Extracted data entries
== == ==

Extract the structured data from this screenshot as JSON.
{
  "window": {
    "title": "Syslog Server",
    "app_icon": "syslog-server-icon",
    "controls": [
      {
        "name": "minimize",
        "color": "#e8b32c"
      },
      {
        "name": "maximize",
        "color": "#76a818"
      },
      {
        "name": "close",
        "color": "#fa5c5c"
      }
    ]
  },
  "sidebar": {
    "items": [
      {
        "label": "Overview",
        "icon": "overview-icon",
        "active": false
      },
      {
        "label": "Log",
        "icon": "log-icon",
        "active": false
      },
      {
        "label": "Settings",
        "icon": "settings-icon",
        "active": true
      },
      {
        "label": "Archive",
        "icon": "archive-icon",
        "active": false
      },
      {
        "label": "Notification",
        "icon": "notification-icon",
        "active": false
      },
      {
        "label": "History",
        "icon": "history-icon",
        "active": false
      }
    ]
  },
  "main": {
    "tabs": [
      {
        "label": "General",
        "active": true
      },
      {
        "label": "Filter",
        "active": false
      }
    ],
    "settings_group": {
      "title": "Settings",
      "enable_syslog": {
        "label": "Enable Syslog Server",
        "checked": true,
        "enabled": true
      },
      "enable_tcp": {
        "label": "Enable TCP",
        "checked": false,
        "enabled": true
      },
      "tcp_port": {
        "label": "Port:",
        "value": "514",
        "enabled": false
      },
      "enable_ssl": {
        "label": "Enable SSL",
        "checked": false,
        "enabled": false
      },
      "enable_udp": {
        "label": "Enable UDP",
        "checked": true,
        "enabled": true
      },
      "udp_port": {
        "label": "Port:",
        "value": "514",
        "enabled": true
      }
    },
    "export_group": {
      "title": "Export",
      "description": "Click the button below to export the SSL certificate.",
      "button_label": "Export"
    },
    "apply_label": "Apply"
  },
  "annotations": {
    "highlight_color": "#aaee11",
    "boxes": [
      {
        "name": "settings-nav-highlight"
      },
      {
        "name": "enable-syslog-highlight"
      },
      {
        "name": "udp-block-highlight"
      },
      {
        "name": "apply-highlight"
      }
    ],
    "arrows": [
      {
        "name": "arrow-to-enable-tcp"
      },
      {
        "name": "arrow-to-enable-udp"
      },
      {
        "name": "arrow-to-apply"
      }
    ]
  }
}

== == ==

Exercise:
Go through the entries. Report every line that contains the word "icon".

Answer space:
    "app_icon": "syslog-server-icon",
        "icon": "overview-icon",
        "icon": "log-icon",
        "icon": "settings-icon",
        "icon": "archive-icon",
        "icon": "notification-icon",
        "icon": "history-icon",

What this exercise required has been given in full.